on-going dialogue among a larger group of experts than those able to
attend the workshops.
- To commission a series of research papers from experts in the field to examine long-term
trends affecting the future stability and security of the Persian Gulf
region. These papers serve as the intellectual agenda for the workshops
and are edited and published as research texts.
Ten international conferences have been held. The first was at the ENI training
facility at Castelgandolfo, Italy, in July 1994. The second meeting, which
focused on security issues, was held in March 1995 at the Emirates Center for
Strategic Studies and Research in Abu Dhabi, United Arab Emirates. The third
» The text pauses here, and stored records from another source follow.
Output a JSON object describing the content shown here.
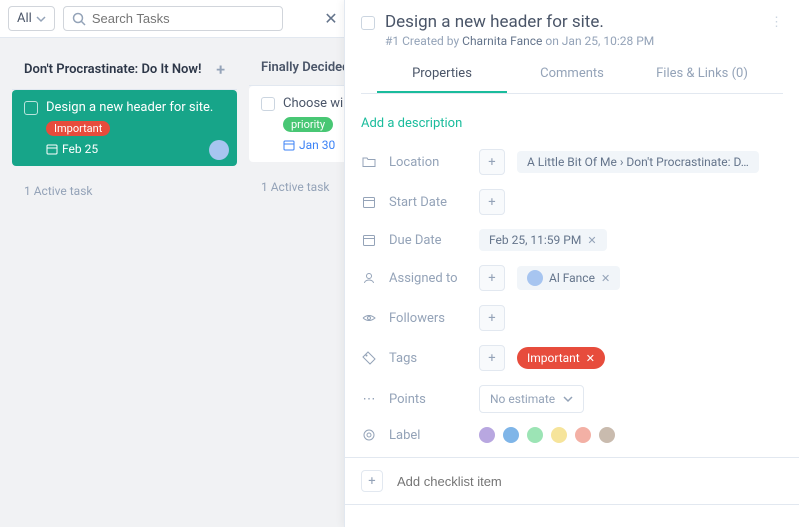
{
  "topbar": {
    "filter_label": "All",
    "search_placeholder": "Search Tasks"
  },
  "columns": [
    {
      "title": "Don't Procrastinate: Do It Now!",
      "cards": [
        {
          "title": "Design a new header for site.",
          "tag": "Important",
          "date": "Feb 25"
        }
      ],
      "footer": "1 Active task"
    },
    {
      "title": "Finally Decided t",
      "cards": [
        {
          "title": "Choose winne",
          "tag": "priority",
          "date": "Jan 30"
        }
      ],
      "footer": "1 Active task"
    }
  ],
  "panel": {
    "title": "Design a new header for site.",
    "meta_prefix": "#1 Created by ",
    "meta_author": "Charnita Fance",
    "meta_suffix": " on Jan 25, 10:28 PM",
    "tabs": {
      "properties": "Properties",
      "comments": "Comments",
      "files": "Files & Links (0)"
    },
    "description_cta": "Add a description",
    "props": {
      "location": {
        "label": "Location",
        "path": "A Little Bit Of Me › Don't Procrastinate: D…"
      },
      "start_date": {
        "label": "Start Date"
      },
      "due_date": {
        "label": "Due Date",
        "value": "Feb 25, 11:59 PM"
      },
      "assigned": {
        "label": "Assigned to",
        "name": "Al Fance"
      },
      "followers": {
        "label": "Followers"
      },
      "tags": {
        "label": "Tags",
        "value": "Important"
      },
      "points": {
        "label": "Points",
        "value": "No estimate"
      },
      "label": {
        "label": "Label"
      }
    },
    "checklist_placeholder": "Add checklist item",
    "label_colors": [
      "#b8a7e0",
      "#7fb5e8",
      "#9ce4b5",
      "#f6e49b",
      "#f3b0a5",
      "#c9bbae"
    ]
  }
}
conference was held at the Rockefeller Foundation estate at Bellagio in
northern Italy in July 1995. The fourth, in conjunction with the International
Institute of Strategic Studies in London and the Centre for Strategic Studies
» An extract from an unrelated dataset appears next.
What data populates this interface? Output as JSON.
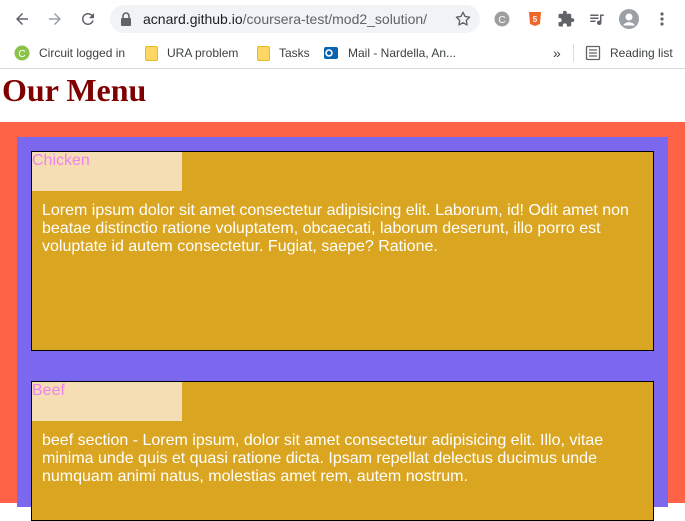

in Qatar, was held in Doha in October 1997. The fifth, again at the ENI center
in Italy, was held in July 1998. The sixth focused on "Iran in the 21st
Century," and was co-sponsored by the Centre for World Dialogue in Nicosia,
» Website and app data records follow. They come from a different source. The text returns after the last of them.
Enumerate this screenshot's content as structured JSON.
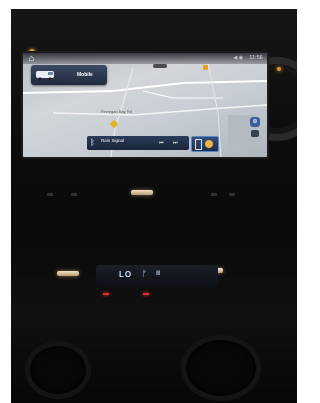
{
  "screen": {
    "time": "11:56",
    "signal_glyph": "◀ ◉",
    "destination": "Mobile",
    "map_labels": [
      "Finnegan Bay Rd"
    ],
    "media_title": "Rain Signal",
    "controls": {
      "prev": "⏮",
      "next": "⏭",
      "zoom": "⊕"
    }
  },
  "climate": {
    "temperature": "LO",
    "fan_glyph": "ᚠ",
    "defrost_glyph": "Ⅲ"
  },
  "colors": {
    "screen_accent": "#3b5f9a",
    "ambient": "#d98a2a",
    "temp": "#cfe3ff"
  }
}
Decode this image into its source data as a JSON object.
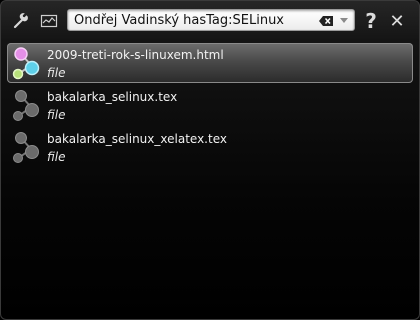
{
  "toolbar": {
    "settings_icon": "wrench-icon",
    "activity_icon": "chart-icon",
    "help_label": "?",
    "close_label": "✕"
  },
  "search": {
    "value": "Ondřej Vadinský hasTag:SELinux"
  },
  "results": [
    {
      "name": "2009-treti-rok-s-linuxem.html",
      "type": "file",
      "selected": true
    },
    {
      "name": "bakalarka_selinux.tex",
      "type": "file",
      "selected": false
    },
    {
      "name": "bakalarka_selinux_xelatex.tex",
      "type": "file",
      "selected": false
    }
  ]
}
Cyprus, in June 1999. In November 1999, the seventh conference was held in
Salalah, Oman, on the subject of "Confidence-Building Measures in the Gulf".
The eighth meeting, which examined "the Future of Iraq," was held in July 2000
in collaboration with the Centre for World Dialogue in Nicosia, Cyprus.
Gulf/2000 convened its ninth international conference in October 2001 on the
topic of "Unfinished Business: Iran, Iraq and the Aftermath of War." The
meeting was held at the invitation of the Rockefeller Foundation at their
conference center in Bellagio, Italy. The tenth conference, held in Limassol,
Cyprus in October 2004 with the cooperation of the Centre for World Dialogue,
focused on "The Persian Gulf in History".
In addition, a workshop on Iranian nuclear policy was held in Camogli, Italy,
in early 1997, followed by a series of workshops on nuclear and chemical
weapons at Columbia University. Gulf/2000 also sponsored special panels on
exchange activities between the United States and Iran and on Persian Gulf
issues at the Middle East Studies Association annual conferences in 1996 and
1997. We have also collaborated with a number of other organizations on a
series of conferences and workshops concerning Persian Gulf developments.
Gulf/2000 was the co-sponsor of a conference on "Borders, Battles, and Cultural
Bonds: A Historical and Political Perspective on Gulf Societies," held at the
University of Pennsylvania in October 2005.
Many of the papers prepared for Gulf/2000 conferences have been published in
three books that have appeared to date, edited by Gary Sick and Lawrence
Potter. These include "The Persian Gulf at the Millennium: Essays in Politics,
Economy, Security, and Religion" (St. Martin's Press, 1997); "Security in the
Persian Gulf: Origins, Obstacles and the Search for Consensus" (Palgrave,
2002), and "Iran, Iraq, and the Legacies of War? (Palgrave Macmillan, 2004). A
fourth volume on "The Persian Gulf in History" is in preparation and is
expected to appear in 2007. Papers from the conference on "The Future of Iraq"
were published in the journal Middle East Policy in October 2000, and a
synopsis of members' views was published as "Women in Iran: An Online
Discussion" in Middle East Policy in the December 2001 issue.
The Electronic Library of The Gulf/2000 Project
As part of this project, an electronic library has been created that is available to authorized
members who have access to the Internet. Membership is limited to scholars and
analysts with a professional interest in and association with the Persian Gulf
region. Regrettably, students and the public cannot be accepted for membership.
The Gulf/2000 Website
This web site is the latest addition to the Gulf/2000 Project. It is intended to respond to the
growing interest in Persian Gulf developments by students and other
non-specialists by making available on the World Wide Web some of the materials
generated by the project and by providing links to the most important web sites
that we have discovered over the years.
For more information, contact Lawrence Potter.
This site was created and designed by John Flaig.
The original maps were prepared by M.R. Izady.
The development of this site was made possible by the support of the Ford Foundation.